Must-have Competencies for the Cloud in 2013

Categories: IT Security

Following on from my last blog ‘Re-enforcing our doors in 2013’ solving all of the issues of disruptive innovations isn’t going to be possible in a year but we must take strides towards making some of the changes. The four members of the disruptive family are Cloud Computing, Social Media, Big Data and Mobile. Let’s take Cloud Computing this week and examine some competencies organizations must start to build.

Cloud vendor management has been on our list for a long time but how effective are we at doing this? Ultimately, organizations are responsible for the information that’s held by the Cloud service provider (CSP).  Information security teams must now switch their focus from implementing controls internally to controls implemented by third parties and asking themselves ‘how can we ensure that cloud services providers are meeting our trust levels?’ Are they are attuned to our particular threats?

The conventional controls assurance model is not sustainable the cloud. Client organizations cannot visit every cloud service provider to examine their security controls. Today, CSP’s provide assurance by using questionnaires. This is a wholly inefficient process as all organizations ask the same questions and it turns out to be a box ticking exercise. There are also no standards for these, apart from guidelines issued by the Cloud Security Alliance. A better approach would be third party assessment or certification like the AIPCA’s SOC 2 Report on Controls or the imminent ISO 27017 Standards for Security in Cloud Computing. In the meantime, organizations must find a happy medium to effectively measure controls and detect failures. The basic building blocks of an effective GRC implementations has some of the elements but while these need to mature companies will have to find their own way to measure assurance. Automated and transparent controls together with continuous monitoring will be an important part of the solution.

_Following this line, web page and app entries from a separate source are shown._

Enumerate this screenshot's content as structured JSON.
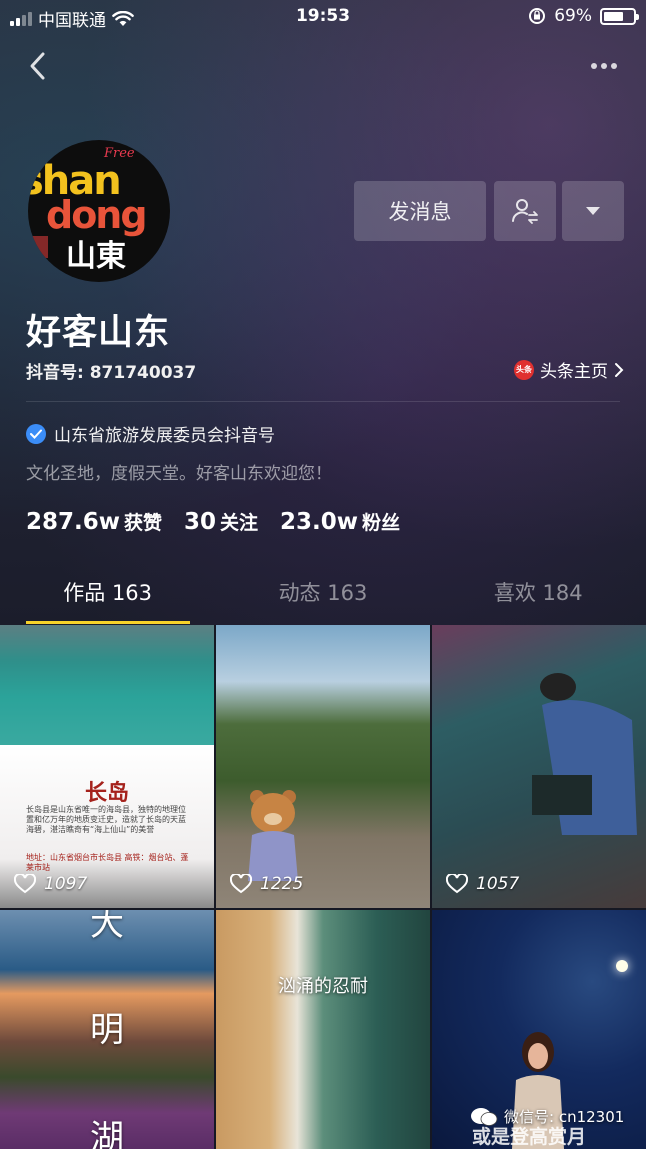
{
  "status_bar": {
    "carrier": "中国联通",
    "time": "19:53",
    "battery_percent": "69%",
    "battery_level": 0.69
  },
  "profile": {
    "avatar": {
      "logo_top": "Free",
      "logo_line1": "shan",
      "logo_line2": "dong",
      "logo_chinese": "山東"
    },
    "message_button": "发消息",
    "nickname": "好客山东",
    "douyin_id": "抖音号: 871740037",
    "toutiao_badge": "头条",
    "toutiao_link": "头条主页",
    "verified_text": "山东省旅游发展委员会抖音号",
    "bio": "文化圣地，度假天堂。好客山东欢迎您！",
    "stats": [
      {
        "num": "287.6w",
        "label": "获赞"
      },
      {
        "num": "30",
        "label": "关注"
      },
      {
        "num": "23.0w",
        "label": "粉丝"
      }
    ]
  },
  "tabs": [
    {
      "label": "作品 163",
      "active": true
    },
    {
      "label": "动态 163",
      "active": false
    },
    {
      "label": "喜欢 184",
      "active": false
    }
  ],
  "videos": [
    {
      "likes": "1097",
      "card_title": "长岛",
      "card_text": "长岛县是山东省唯一的海岛县，独特的地理位置和亿万年的地质变迁史，造就了长岛的天蓝海碧，湛洁瞧奇有“海上仙山”的美誉",
      "card_addr": "地址：山东省烟台市长岛县 高铁：烟台站、蓬莱市站"
    },
    {
      "likes": "1225"
    },
    {
      "likes": "1057"
    },
    {
      "title_chars": [
        "大",
        "明",
        "湖"
      ]
    },
    {
      "caption": "汹涌的忍耐"
    },
    {
      "bottom_text": "或是登高赏月"
    }
  ],
  "watermark": "微信号: cn12301",
  "colors": {
    "background": "#161823",
    "tab_indicator": "#f8d22a",
    "verified_blue": "#3b8df7",
    "toutiao_red": "#e0302f"
  }
}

If mismanaged, this assurance process can add cost for sides, companies and service providers so it is important to ensure that overall budgets can be realigned. Companies have to realize that when moving to the cloud a larger portion of their budget is going to be needed to address cloud security. Budget realignment means reinvesting a portion of IT savings the organization achieves by moving to the cloud into managing risks. In the short term this realignment may not prove to be any more cost effective.

And finally, organizations must invest in technical proficiency for virtual and cloud environments. We know security controls change in the cloud e.g. the hypervisor in a virtual environment becomes a powerful software security control. Security teams must invest in these skills and ensure they have the knowledge to secure virtual environments within their own data centers and extend that knowledge to both private and public cloud models.

Look out my next blog on – Must have competencies for Social Media in 2013.

Rashmi Knowles

Rashmi is Chief Security Architect at RSA, The Security Division on EMC. In her role Rashmi is responsible for Technology and Compliance Solutions for the EMEA region. Her current responsibilities include working with customers in a Trusted Advisor role, Thought Leadership for emerging technologies and key spokesperson in the region for RSA’s Virtualisation and Cloud strategy and Compliance Solutions and a subject matter expert on Data Loss Prevention and Encryption Solutions. Rashmi has over twenty years experience in data communications, mobile communications and has focussed on Information Security for the last 15 years. Rashmi holds a degree in Computer Science from the De Montfort University and a Post Graduate in Computer Studies from the University of the South Bank, London. Subscribe to Rashmi's RSS feed